DATA SUPPLIED Block Start

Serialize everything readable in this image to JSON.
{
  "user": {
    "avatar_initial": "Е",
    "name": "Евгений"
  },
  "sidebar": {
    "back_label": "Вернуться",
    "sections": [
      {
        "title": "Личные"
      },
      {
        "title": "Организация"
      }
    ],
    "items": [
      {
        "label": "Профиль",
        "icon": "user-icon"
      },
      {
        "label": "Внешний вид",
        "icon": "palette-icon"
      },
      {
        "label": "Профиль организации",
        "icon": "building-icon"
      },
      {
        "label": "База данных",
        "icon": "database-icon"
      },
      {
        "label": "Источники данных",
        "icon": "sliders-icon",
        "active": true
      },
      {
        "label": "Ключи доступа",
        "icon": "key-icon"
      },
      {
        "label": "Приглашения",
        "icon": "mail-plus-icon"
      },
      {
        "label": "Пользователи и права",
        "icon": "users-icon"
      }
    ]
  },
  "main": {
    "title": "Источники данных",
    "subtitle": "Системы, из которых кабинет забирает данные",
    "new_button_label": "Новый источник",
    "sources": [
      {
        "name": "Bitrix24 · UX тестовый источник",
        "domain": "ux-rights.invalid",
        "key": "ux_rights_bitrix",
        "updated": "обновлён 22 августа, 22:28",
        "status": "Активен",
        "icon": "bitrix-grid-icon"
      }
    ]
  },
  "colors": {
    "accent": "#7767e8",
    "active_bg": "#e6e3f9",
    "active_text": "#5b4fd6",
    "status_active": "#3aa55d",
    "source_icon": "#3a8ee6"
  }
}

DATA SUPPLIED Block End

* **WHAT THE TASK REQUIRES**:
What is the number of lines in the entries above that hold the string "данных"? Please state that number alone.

* **RESULT**:
3